● **DATA SHOWN**:
===

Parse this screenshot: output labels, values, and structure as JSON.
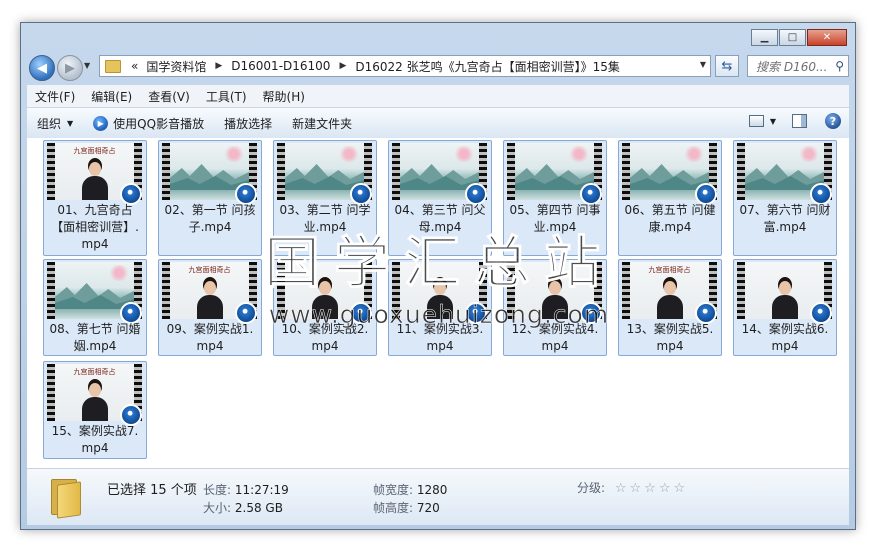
{
  "address": {
    "crumbs": [
      "国学资料馆",
      "D16001-D16100",
      "D16022 张芝鸣《九宫奇占【面相密训营】》15集"
    ],
    "lead": "«"
  },
  "search": {
    "placeholder": "搜索 D160..."
  },
  "menu": [
    "文件(F)",
    "编辑(E)",
    "查看(V)",
    "工具(T)",
    "帮助(H)"
  ],
  "toolbar": {
    "organize": "组织",
    "play_qq": "使用QQ影音播放",
    "play_select": "播放选择",
    "new_folder": "新建文件夹"
  },
  "files": [
    {
      "name": "01、九宫奇占【面相密训营】.mp4",
      "thumb": "studio",
      "title": "九宫面相奇占"
    },
    {
      "name": "02、第一节 问孩子.mp4",
      "thumb": "landscape"
    },
    {
      "name": "03、第二节 问学业.mp4",
      "thumb": "landscape"
    },
    {
      "name": "04、第三节 问父母.mp4",
      "thumb": "landscape"
    },
    {
      "name": "05、第四节 问事业.mp4",
      "thumb": "landscape"
    },
    {
      "name": "06、第五节 问健康.mp4",
      "thumb": "landscape"
    },
    {
      "name": "07、第六节 问财富.mp4",
      "thumb": "landscape"
    },
    {
      "name": "08、第七节 问婚姻.mp4",
      "thumb": "landscape"
    },
    {
      "name": "09、案例实战1.mp4",
      "thumb": "studio",
      "title": "九宫面相奇占"
    },
    {
      "name": "10、案例实战2.mp4",
      "thumb": "studio",
      "title": ""
    },
    {
      "name": "11、案例实战3.mp4",
      "thumb": "studio",
      "title": ""
    },
    {
      "name": "12、案例实战4.mp4",
      "thumb": "studio",
      "title": ""
    },
    {
      "name": "13、案例实战5.mp4",
      "thumb": "studio",
      "title": "九宫面相奇占"
    },
    {
      "name": "14、案例实战6.mp4",
      "thumb": "studio",
      "title": ""
    },
    {
      "name": "15、案例实战7.mp4",
      "thumb": "studio",
      "title": "九宫面相奇占"
    }
  ],
  "details": {
    "selected": "已选择 15 个项",
    "length_label": "长度:",
    "length_value": "11:27:19",
    "size_label": "大小:",
    "size_value": "2.58 GB",
    "width_label": "帧宽度:",
    "width_value": "1280",
    "height_label": "帧高度:",
    "height_value": "720",
    "rating_label": "分级:",
    "rating_stars": "☆☆☆☆☆"
  },
  "watermark": {
    "cn": "国学汇总站",
    "url": "www.guoxuehuizong.com"
  },
  "colors": {
    "selection_bg": "#dbe8f8",
    "selection_border": "#87a9d3",
    "frame": "#b5cbe4"
  }
}
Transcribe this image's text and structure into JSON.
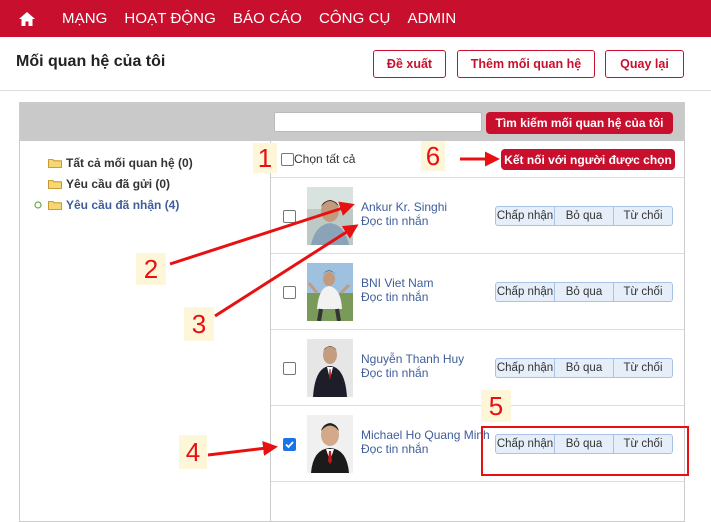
{
  "nav": {
    "items": [
      "MẠNG",
      "HOẠT ĐỘNG",
      "BÁO CÁO",
      "CÔNG CỤ",
      "ADMIN"
    ]
  },
  "header": {
    "title": "Mối quan hệ của tôi",
    "suggest_label": "Đề xuất",
    "add_label": "Thêm mối quan hệ",
    "back_label": "Quay lại"
  },
  "search": {
    "value": "",
    "button_label": "Tìm kiếm mối quan hệ của tôi"
  },
  "tree": {
    "items": [
      {
        "label": "Tất cả mối quan hệ (0)"
      },
      {
        "label": "Yêu cầu đã gửi (0)"
      },
      {
        "label": "Yêu cầu đã nhận (4)"
      }
    ]
  },
  "list": {
    "select_all_label": "Chọn tất cả",
    "connect_label": "Kết nối với người được chọn",
    "rows": [
      {
        "name": "Ankur Kr. Singhi",
        "link": "Đọc tin nhắn",
        "checked": false
      },
      {
        "name": "BNI Viet Nam",
        "link": "Đọc tin nhắn",
        "checked": false
      },
      {
        "name": "Nguyễn Thanh Huy",
        "link": "Đọc tin nhắn",
        "checked": false
      },
      {
        "name": "Michael Ho Quang Minh",
        "link": "Đọc tin nhắn",
        "checked": true
      }
    ],
    "accept_label": "Chấp nhận",
    "skip_label": "Bỏ qua",
    "reject_label": "Từ chối"
  },
  "callouts": [
    "1",
    "2",
    "3",
    "4",
    "5",
    "6"
  ],
  "colors": {
    "brand": "#c8102e",
    "link": "#3f5e9a",
    "annotation": "#e81010"
  }
}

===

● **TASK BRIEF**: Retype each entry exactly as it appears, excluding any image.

● **RESPONSE TO THIS TASK**:
Parse this screenshot: output labels, values, and structure as JSON.
{
  "address": {
    "crumbs": [
      "国学资料馆",
      "D16001-D16100",
      "D16022 张芝鸣《九宫奇占【面相密训营】》15集"
    ],
    "lead": "«"
  },
  "search": {
    "placeholder": "搜索 D160..."
  },
  "menu": [
    "文件(F)",
    "编辑(E)",
    "查看(V)",
    "工具(T)",
    "帮助(H)"
  ],
  "toolbar": {
    "organize": "组织",
    "play_qq": "使用QQ影音播放",
    "play_select": "播放选择",
    "new_folder": "新建文件夹"
  },
  "files": [
    {
      "name": "01、九宫奇占【面相密训营】.mp4",
      "thumb": "studio",
      "title": "九宫面相奇占"
    },
    {
      "name": "02、第一节 问孩子.mp4",
      "thumb": "landscape"
    },
    {
      "name": "03、第二节 问学业.mp4",
      "thumb": "landscape"
    },
    {
      "name": "04、第三节 问父母.mp4",
      "thumb": "landscape"
    },
    {
      "name": "05、第四节 问事业.mp4",
      "thumb": "landscape"
    },
    {
      "name": "06、第五节 问健康.mp4",
      "thumb": "landscape"
    },
    {
      "name": "07、第六节 问财富.mp4",
      "thumb": "landscape"
    },
    {
      "name": "08、第七节 问婚姻.mp4",
      "thumb": "landscape"
    },
    {
      "name": "09、案例实战1.mp4",
      "thumb": "studio",
      "title": "九宫面相奇占"
    },
    {
      "name": "10、案例实战2.mp4",
      "thumb": "studio",
      "title": ""
    },
    {
      "name": "11、案例实战3.mp4",
      "thumb": "studio",
      "title": ""
    },
    {
      "name": "12、案例实战4.mp4",
      "thumb": "studio",
      "title": ""
    },
    {
      "name": "13、案例实战5.mp4",
      "thumb": "studio",
      "title": "九宫面相奇占"
    },
    {
      "name": "14、案例实战6.mp4",
      "thumb": "studio",
      "title": ""
    },
    {
      "name": "15、案例实战7.mp4",
      "thumb": "studio",
      "title": "九宫面相奇占"
    }
  ],
  "details": {
    "selected": "已选择 15 个项",
    "length_label": "长度:",
    "length_value": "11:27:19",
    "size_label": "大小:",
    "size_value": "2.58 GB",
    "width_label": "帧宽度:",
    "width_value": "1280",
    "height_label": "帧高度:",
    "height_value": "720",
    "rating_label": "分级:",
    "rating_stars": "☆☆☆☆☆"
  },
  "watermark": {
    "cn": "国学汇总站",
    "url": "www.guoxuehuizong.com"
  },
  "colors": {
    "selection_bg": "#dbe8f8",
    "selection_border": "#87a9d3",
    "frame": "#b5cbe4"
  }
}
Transcribe this image's text and structure into JSON.
{
  "nav": {
    "items": [
      "MẠNG",
      "HOẠT ĐỘNG",
      "BÁO CÁO",
      "CÔNG CỤ",
      "ADMIN"
    ]
  },
  "header": {
    "title": "Mối quan hệ của tôi",
    "suggest_label": "Đề xuất",
    "add_label": "Thêm mối quan hệ",
    "back_label": "Quay lại"
  },
  "search": {
    "value": "",
    "button_label": "Tìm kiếm mối quan hệ của tôi"
  },
  "tree": {
    "items": [
      {
        "label": "Tất cả mối quan hệ (0)"
      },
      {
        "label": "Yêu cầu đã gửi (0)"
      },
      {
        "label": "Yêu cầu đã nhận (4)"
      }
    ]
  },
  "list": {
    "select_all_label": "Chọn tất cả",
    "connect_label": "Kết nối với người được chọn",
    "rows": [
      {
        "name": "Ankur Kr. Singhi",
        "link": "Đọc tin nhắn",
        "checked": false
      },
      {
        "name": "BNI Viet Nam",
        "link": "Đọc tin nhắn",
        "checked": false
      },
      {
        "name": "Nguyễn Thanh Huy",
        "link": "Đọc tin nhắn",
        "checked": false
      },
      {
        "name": "Michael Ho Quang Minh",
        "link": "Đọc tin nhắn",
        "checked": true
      }
    ],
    "accept_label": "Chấp nhận",
    "skip_label": "Bỏ qua",
    "reject_label": "Từ chối"
  },
  "callouts": [
    "1",
    "2",
    "3",
    "4",
    "5",
    "6"
  ],
  "colors": {
    "brand": "#c8102e",
    "link": "#3f5e9a",
    "annotation": "#e81010"
  }
}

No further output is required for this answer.